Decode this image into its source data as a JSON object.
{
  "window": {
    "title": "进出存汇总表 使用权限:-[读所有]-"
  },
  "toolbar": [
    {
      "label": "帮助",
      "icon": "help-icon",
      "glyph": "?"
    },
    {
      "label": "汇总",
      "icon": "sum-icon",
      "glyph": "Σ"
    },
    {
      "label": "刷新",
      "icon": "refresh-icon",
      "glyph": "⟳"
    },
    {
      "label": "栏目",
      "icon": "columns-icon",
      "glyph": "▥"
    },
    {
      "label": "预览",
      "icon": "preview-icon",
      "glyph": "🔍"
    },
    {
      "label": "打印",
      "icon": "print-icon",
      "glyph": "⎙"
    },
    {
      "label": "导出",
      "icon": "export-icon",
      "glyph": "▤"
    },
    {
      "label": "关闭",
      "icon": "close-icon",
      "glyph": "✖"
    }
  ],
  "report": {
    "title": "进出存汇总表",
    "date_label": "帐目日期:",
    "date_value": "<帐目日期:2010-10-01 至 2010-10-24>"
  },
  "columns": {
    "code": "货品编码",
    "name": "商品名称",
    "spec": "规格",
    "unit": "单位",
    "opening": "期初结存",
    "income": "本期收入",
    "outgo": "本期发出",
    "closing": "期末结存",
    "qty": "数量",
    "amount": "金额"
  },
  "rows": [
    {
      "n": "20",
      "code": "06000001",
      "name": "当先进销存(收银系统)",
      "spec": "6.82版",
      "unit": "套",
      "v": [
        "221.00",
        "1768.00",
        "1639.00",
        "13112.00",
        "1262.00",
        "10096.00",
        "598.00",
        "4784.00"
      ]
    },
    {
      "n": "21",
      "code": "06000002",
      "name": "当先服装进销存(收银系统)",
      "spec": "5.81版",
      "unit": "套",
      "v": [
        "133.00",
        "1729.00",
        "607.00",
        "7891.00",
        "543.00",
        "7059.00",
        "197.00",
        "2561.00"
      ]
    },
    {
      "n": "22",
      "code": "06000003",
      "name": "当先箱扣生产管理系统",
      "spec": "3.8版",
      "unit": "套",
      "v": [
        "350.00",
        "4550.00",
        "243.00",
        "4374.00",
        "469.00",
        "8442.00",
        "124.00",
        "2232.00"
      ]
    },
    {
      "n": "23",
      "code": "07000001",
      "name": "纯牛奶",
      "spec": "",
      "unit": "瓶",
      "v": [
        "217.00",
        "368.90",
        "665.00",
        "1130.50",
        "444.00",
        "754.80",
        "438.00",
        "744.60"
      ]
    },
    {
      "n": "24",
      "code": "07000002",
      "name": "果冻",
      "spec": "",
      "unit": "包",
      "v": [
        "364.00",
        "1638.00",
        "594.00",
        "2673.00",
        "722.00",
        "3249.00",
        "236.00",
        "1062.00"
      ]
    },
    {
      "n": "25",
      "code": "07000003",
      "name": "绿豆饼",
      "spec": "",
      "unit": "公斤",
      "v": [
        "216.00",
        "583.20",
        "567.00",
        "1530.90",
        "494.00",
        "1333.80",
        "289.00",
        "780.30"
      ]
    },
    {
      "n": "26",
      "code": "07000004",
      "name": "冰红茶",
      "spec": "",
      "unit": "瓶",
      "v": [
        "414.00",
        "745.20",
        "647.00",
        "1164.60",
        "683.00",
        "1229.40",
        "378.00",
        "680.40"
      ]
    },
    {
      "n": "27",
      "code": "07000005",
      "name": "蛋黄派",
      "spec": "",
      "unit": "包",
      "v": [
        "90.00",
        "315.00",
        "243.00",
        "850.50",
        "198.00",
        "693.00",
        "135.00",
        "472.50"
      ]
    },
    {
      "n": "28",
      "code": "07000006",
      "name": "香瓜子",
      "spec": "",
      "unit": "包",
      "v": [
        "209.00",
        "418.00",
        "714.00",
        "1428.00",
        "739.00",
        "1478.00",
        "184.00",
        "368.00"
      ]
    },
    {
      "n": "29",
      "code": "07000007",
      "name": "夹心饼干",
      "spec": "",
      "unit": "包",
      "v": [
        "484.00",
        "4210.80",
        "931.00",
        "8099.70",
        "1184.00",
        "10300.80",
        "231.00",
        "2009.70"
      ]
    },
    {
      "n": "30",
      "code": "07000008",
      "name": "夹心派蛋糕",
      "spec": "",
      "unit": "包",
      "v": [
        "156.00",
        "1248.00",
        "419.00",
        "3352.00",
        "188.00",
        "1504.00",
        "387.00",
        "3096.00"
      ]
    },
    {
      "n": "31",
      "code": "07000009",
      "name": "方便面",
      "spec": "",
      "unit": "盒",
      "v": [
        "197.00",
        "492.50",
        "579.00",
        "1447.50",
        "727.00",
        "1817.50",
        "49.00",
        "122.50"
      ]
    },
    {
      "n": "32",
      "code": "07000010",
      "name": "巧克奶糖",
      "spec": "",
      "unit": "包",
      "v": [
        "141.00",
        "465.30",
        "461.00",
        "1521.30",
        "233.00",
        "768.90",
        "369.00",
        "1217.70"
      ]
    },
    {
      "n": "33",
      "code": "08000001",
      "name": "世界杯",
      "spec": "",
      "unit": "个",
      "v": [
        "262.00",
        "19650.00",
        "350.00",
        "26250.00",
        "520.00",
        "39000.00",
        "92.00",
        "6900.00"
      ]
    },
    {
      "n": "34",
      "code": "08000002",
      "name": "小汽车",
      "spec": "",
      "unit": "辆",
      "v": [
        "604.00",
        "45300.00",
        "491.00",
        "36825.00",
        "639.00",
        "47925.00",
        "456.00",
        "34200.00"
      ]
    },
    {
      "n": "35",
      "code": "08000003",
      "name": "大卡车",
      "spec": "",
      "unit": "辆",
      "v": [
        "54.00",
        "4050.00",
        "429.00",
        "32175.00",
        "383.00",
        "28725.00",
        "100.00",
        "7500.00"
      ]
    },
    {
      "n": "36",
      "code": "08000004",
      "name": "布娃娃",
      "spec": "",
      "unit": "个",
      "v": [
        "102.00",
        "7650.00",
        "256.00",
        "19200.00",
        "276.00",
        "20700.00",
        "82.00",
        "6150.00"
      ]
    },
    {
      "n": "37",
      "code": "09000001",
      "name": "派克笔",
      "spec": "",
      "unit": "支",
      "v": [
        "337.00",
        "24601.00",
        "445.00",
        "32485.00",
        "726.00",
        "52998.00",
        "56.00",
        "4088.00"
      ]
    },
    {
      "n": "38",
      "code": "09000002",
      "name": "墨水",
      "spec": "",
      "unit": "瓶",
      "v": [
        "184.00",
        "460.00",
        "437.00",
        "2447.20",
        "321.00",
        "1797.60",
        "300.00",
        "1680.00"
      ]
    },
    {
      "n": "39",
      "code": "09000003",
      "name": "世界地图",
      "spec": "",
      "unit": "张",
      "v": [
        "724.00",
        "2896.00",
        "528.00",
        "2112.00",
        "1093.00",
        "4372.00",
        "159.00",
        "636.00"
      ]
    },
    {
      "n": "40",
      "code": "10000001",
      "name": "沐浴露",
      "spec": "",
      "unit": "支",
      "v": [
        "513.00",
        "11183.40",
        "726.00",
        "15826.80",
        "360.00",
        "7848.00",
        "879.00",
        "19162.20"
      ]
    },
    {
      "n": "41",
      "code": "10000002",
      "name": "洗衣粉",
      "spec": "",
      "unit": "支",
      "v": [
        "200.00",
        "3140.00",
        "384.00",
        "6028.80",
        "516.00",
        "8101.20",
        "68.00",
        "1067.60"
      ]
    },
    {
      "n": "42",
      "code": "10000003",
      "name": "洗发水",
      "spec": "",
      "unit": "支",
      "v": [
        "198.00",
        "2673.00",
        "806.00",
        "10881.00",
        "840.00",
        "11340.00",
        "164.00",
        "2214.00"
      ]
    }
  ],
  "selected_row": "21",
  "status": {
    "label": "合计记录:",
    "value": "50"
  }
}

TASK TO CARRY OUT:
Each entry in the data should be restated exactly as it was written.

OUTPUT FOR THIS EXERCISE:
Decode this image into its source data as a JSON object.
{
  "window": {
    "title": "进出存汇总表 使用权限:-[读所有]-"
  },
  "toolbar": [
    {
      "label": "帮助",
      "icon": "help-icon",
      "glyph": "?"
    },
    {
      "label": "汇总",
      "icon": "sum-icon",
      "glyph": "Σ"
    },
    {
      "label": "刷新",
      "icon": "refresh-icon",
      "glyph": "⟳"
    },
    {
      "label": "栏目",
      "icon": "columns-icon",
      "glyph": "▥"
    },
    {
      "label": "预览",
      "icon": "preview-icon",
      "glyph": "🔍"
    },
    {
      "label": "打印",
      "icon": "print-icon",
      "glyph": "⎙"
    },
    {
      "label": "导出",
      "icon": "export-icon",
      "glyph": "▤"
    },
    {
      "label": "关闭",
      "icon": "close-icon",
      "glyph": "✖"
    }
  ],
  "report": {
    "title": "进出存汇总表",
    "date_label": "帐目日期:",
    "date_value": "<帐目日期:2010-10-01 至 2010-10-24>"
  },
  "columns": {
    "code": "货品编码",
    "name": "商品名称",
    "spec": "规格",
    "unit": "单位",
    "opening": "期初结存",
    "income": "本期收入",
    "outgo": "本期发出",
    "closing": "期末结存",
    "qty": "数量",
    "amount": "金额"
  },
  "rows": [
    {
      "n": "20",
      "code": "06000001",
      "name": "当先进销存(收银系统)",
      "spec": "6.82版",
      "unit": "套",
      "v": [
        "221.00",
        "1768.00",
        "1639.00",
        "13112.00",
        "1262.00",
        "10096.00",
        "598.00",
        "4784.00"
      ]
    },
    {
      "n": "21",
      "code": "06000002",
      "name": "当先服装进销存(收银系统)",
      "spec": "5.81版",
      "unit": "套",
      "v": [
        "133.00",
        "1729.00",
        "607.00",
        "7891.00",
        "543.00",
        "7059.00",
        "197.00",
        "2561.00"
      ]
    },
    {
      "n": "22",
      "code": "06000003",
      "name": "当先箱扣生产管理系统",
      "spec": "3.8版",
      "unit": "套",
      "v": [
        "350.00",
        "4550.00",
        "243.00",
        "4374.00",
        "469.00",
        "8442.00",
        "124.00",
        "2232.00"
      ]
    },
    {
      "n": "23",
      "code": "07000001",
      "name": "纯牛奶",
      "spec": "",
      "unit": "瓶",
      "v": [
        "217.00",
        "368.90",
        "665.00",
        "1130.50",
        "444.00",
        "754.80",
        "438.00",
        "744.60"
      ]
    },
    {
      "n": "24",
      "code": "07000002",
      "name": "果冻",
      "spec": "",
      "unit": "包",
      "v": [
        "364.00",
        "1638.00",
        "594.00",
        "2673.00",
        "722.00",
        "3249.00",
        "236.00",
        "1062.00"
      ]
    },
    {
      "n": "25",
      "code": "07000003",
      "name": "绿豆饼",
      "spec": "",
      "unit": "公斤",
      "v": [
        "216.00",
        "583.20",
        "567.00",
        "1530.90",
        "494.00",
        "1333.80",
        "289.00",
        "780.30"
      ]
    },
    {
      "n": "26",
      "code": "07000004",
      "name": "冰红茶",
      "spec": "",
      "unit": "瓶",
      "v": [
        "414.00",
        "745.20",
        "647.00",
        "1164.60",
        "683.00",
        "1229.40",
        "378.00",
        "680.40"
      ]
    },
    {
      "n": "27",
      "code": "07000005",
      "name": "蛋黄派",
      "spec": "",
      "unit": "包",
      "v": [
        "90.00",
        "315.00",
        "243.00",
        "850.50",
        "198.00",
        "693.00",
        "135.00",
        "472.50"
      ]
    },
    {
      "n": "28",
      "code": "07000006",
      "name": "香瓜子",
      "spec": "",
      "unit": "包",
      "v": [
        "209.00",
        "418.00",
        "714.00",
        "1428.00",
        "739.00",
        "1478.00",
        "184.00",
        "368.00"
      ]
    },
    {
      "n": "29",
      "code": "07000007",
      "name": "夹心饼干",
      "spec": "",
      "unit": "包",
      "v": [
        "484.00",
        "4210.80",
        "931.00",
        "8099.70",
        "1184.00",
        "10300.80",
        "231.00",
        "2009.70"
      ]
    },
    {
      "n": "30",
      "code": "07000008",
      "name": "夹心派蛋糕",
      "spec": "",
      "unit": "包",
      "v": [
        "156.00",
        "1248.00",
        "419.00",
        "3352.00",
        "188.00",
        "1504.00",
        "387.00",
        "3096.00"
      ]
    },
    {
      "n": "31",
      "code": "07000009",
      "name": "方便面",
      "spec": "",
      "unit": "盒",
      "v": [
        "197.00",
        "492.50",
        "579.00",
        "1447.50",
        "727.00",
        "1817.50",
        "49.00",
        "122.50"
      ]
    },
    {
      "n": "32",
      "code": "07000010",
      "name": "巧克奶糖",
      "spec": "",
      "unit": "包",
      "v": [
        "141.00",
        "465.30",
        "461.00",
        "1521.30",
        "233.00",
        "768.90",
        "369.00",
        "1217.70"
      ]
    },
    {
      "n": "33",
      "code": "08000001",
      "name": "世界杯",
      "spec": "",
      "unit": "个",
      "v": [
        "262.00",
        "19650.00",
        "350.00",
        "26250.00",
        "520.00",
        "39000.00",
        "92.00",
        "6900.00"
      ]
    },
    {
      "n": "34",
      "code": "08000002",
      "name": "小汽车",
      "spec": "",
      "unit": "辆",
      "v": [
        "604.00",
        "45300.00",
        "491.00",
        "36825.00",
        "639.00",
        "47925.00",
        "456.00",
        "34200.00"
      ]
    },
    {
      "n": "35",
      "code": "08000003",
      "name": "大卡车",
      "spec": "",
      "unit": "辆",
      "v": [
        "54.00",
        "4050.00",
        "429.00",
        "32175.00",
        "383.00",
        "28725.00",
        "100.00",
        "7500.00"
      ]
    },
    {
      "n": "36",
      "code": "08000004",
      "name": "布娃娃",
      "spec": "",
      "unit": "个",
      "v": [
        "102.00",
        "7650.00",
        "256.00",
        "19200.00",
        "276.00",
        "20700.00",
        "82.00",
        "6150.00"
      ]
    },
    {
      "n": "37",
      "code": "09000001",
      "name": "派克笔",
      "spec": "",
      "unit": "支",
      "v": [
        "337.00",
        "24601.00",
        "445.00",
        "32485.00",
        "726.00",
        "52998.00",
        "56.00",
        "4088.00"
      ]
    },
    {
      "n": "38",
      "code": "09000002",
      "name": "墨水",
      "spec": "",
      "unit": "瓶",
      "v": [
        "184.00",
        "460.00",
        "437.00",
        "2447.20",
        "321.00",
        "1797.60",
        "300.00",
        "1680.00"
      ]
    },
    {
      "n": "39",
      "code": "09000003",
      "name": "世界地图",
      "spec": "",
      "unit": "张",
      "v": [
        "724.00",
        "2896.00",
        "528.00",
        "2112.00",
        "1093.00",
        "4372.00",
        "159.00",
        "636.00"
      ]
    },
    {
      "n": "40",
      "code": "10000001",
      "name": "沐浴露",
      "spec": "",
      "unit": "支",
      "v": [
        "513.00",
        "11183.40",
        "726.00",
        "15826.80",
        "360.00",
        "7848.00",
        "879.00",
        "19162.20"
      ]
    },
    {
      "n": "41",
      "code": "10000002",
      "name": "洗衣粉",
      "spec": "",
      "unit": "支",
      "v": [
        "200.00",
        "3140.00",
        "384.00",
        "6028.80",
        "516.00",
        "8101.20",
        "68.00",
        "1067.60"
      ]
    },
    {
      "n": "42",
      "code": "10000003",
      "name": "洗发水",
      "spec": "",
      "unit": "支",
      "v": [
        "198.00",
        "2673.00",
        "806.00",
        "10881.00",
        "840.00",
        "11340.00",
        "164.00",
        "2214.00"
      ]
    }
  ],
  "selected_row": "21",
  "status": {
    "label": "合计记录:",
    "value": "50"
  }
}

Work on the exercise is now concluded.